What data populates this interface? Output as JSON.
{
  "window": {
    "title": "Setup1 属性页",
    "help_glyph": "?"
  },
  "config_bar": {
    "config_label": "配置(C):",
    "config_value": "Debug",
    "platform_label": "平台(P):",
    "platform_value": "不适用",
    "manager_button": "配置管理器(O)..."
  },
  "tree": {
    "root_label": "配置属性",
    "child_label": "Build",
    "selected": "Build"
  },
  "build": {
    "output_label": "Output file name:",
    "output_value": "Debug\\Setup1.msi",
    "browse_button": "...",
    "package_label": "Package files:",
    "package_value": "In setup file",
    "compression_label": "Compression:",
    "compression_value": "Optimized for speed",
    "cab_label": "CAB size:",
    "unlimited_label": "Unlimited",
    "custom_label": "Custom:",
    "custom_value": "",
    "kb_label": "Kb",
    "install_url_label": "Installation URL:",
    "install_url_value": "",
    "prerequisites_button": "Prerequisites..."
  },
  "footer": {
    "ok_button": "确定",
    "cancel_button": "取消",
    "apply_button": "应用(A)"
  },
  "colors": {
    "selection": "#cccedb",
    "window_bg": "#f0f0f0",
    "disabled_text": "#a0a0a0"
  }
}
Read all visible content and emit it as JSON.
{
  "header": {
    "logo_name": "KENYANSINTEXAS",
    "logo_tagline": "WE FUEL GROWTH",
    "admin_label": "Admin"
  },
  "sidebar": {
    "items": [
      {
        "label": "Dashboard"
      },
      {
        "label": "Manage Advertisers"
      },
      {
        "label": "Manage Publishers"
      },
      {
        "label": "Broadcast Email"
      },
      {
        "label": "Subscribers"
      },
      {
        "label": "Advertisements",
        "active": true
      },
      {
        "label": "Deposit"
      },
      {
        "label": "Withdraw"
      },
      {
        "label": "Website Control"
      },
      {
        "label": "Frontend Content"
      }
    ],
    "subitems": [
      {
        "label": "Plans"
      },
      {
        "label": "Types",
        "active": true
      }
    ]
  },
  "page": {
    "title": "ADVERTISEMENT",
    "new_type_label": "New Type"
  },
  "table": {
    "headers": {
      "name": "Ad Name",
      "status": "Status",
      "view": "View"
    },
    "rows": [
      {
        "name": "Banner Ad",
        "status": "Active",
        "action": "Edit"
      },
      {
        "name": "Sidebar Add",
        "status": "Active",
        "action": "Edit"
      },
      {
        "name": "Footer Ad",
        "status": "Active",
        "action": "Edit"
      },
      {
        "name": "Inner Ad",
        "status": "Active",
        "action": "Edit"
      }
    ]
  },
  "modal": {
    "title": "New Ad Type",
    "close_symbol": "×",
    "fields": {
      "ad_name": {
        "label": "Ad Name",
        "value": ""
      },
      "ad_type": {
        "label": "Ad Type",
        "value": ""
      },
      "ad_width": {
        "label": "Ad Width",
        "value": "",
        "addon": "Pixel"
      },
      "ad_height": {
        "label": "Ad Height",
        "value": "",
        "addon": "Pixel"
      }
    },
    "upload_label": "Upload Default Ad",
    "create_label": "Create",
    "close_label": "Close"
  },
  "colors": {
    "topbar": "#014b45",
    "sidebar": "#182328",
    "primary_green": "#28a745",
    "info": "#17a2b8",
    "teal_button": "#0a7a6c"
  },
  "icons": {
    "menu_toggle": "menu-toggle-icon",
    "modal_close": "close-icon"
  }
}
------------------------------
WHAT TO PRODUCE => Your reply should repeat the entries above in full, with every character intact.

SOLVED PROBLEM =>
What data populates this interface? Output as JSON.
{
  "window": {
    "title": "Setup1 属性页",
    "help_glyph": "?"
  },
  "config_bar": {
    "config_label": "配置(C):",
    "config_value": "Debug",
    "platform_label": "平台(P):",
    "platform_value": "不适用",
    "manager_button": "配置管理器(O)..."
  },
  "tree": {
    "root_label": "配置属性",
    "child_label": "Build",
    "selected": "Build"
  },
  "build": {
    "output_label": "Output file name:",
    "output_value": "Debug\\Setup1.msi",
    "browse_button": "...",
    "package_label": "Package files:",
    "package_value": "In setup file",
    "compression_label": "Compression:",
    "compression_value": "Optimized for speed",
    "cab_label": "CAB size:",
    "unlimited_label": "Unlimited",
    "custom_label": "Custom:",
    "custom_value": "",
    "kb_label": "Kb",
    "install_url_label": "Installation URL:",
    "install_url_value": "",
    "prerequisites_button": "Prerequisites..."
  },
  "footer": {
    "ok_button": "确定",
    "cancel_button": "取消",
    "apply_button": "应用(A)"
  },
  "colors": {
    "selection": "#cccedb",
    "window_bg": "#f0f0f0",
    "disabled_text": "#a0a0a0"
  }
}
Read all visible content and emit it as JSON.
{
  "header": {
    "logo_name": "KENYANSINTEXAS",
    "logo_tagline": "WE FUEL GROWTH",
    "admin_label": "Admin"
  },
  "sidebar": {
    "items": [
      {
        "label": "Dashboard"
      },
      {
        "label": "Manage Advertisers"
      },
      {
        "label": "Manage Publishers"
      },
      {
        "label": "Broadcast Email"
      },
      {
        "label": "Subscribers"
      },
      {
        "label": "Advertisements",
        "active": true
      },
      {
        "label": "Deposit"
      },
      {
        "label": "Withdraw"
      },
      {
        "label": "Website Control"
      },
      {
        "label": "Frontend Content"
      }
    ],
    "subitems": [
      {
        "label": "Plans"
      },
      {
        "label": "Types",
        "active": true
      }
    ]
  },
  "page": {
    "title": "ADVERTISEMENT",
    "new_type_label": "New Type"
  },
  "table": {
    "headers": {
      "name": "Ad Name",
      "status": "Status",
      "view": "View"
    },
    "rows": [
      {
        "name": "Banner Ad",
        "status": "Active",
        "action": "Edit"
      },
      {
        "name": "Sidebar Add",
        "status": "Active",
        "action": "Edit"
      },
      {
        "name": "Footer Ad",
        "status": "Active",
        "action": "Edit"
      },
      {
        "name": "Inner Ad",
        "status": "Active",
        "action": "Edit"
      }
    ]
  },
  "modal": {
    "title": "New Ad Type",
    "close_symbol": "×",
    "fields": {
      "ad_name": {
        "label": "Ad Name",
        "value": ""
      },
      "ad_type": {
        "label": "Ad Type",
        "value": ""
      },
      "ad_width": {
        "label": "Ad Width",
        "value": "",
        "addon": "Pixel"
      },
      "ad_height": {
        "label": "Ad Height",
        "value": "",
        "addon": "Pixel"
      }
    },
    "upload_label": "Upload Default Ad",
    "create_label": "Create",
    "close_label": "Close"
  },
  "colors": {
    "topbar": "#014b45",
    "sidebar": "#182328",
    "primary_green": "#28a745",
    "info": "#17a2b8",
    "teal_button": "#0a7a6c"
  },
  "icons": {
    "menu_toggle": "menu-toggle-icon",
    "modal_close": "close-icon"
  }
}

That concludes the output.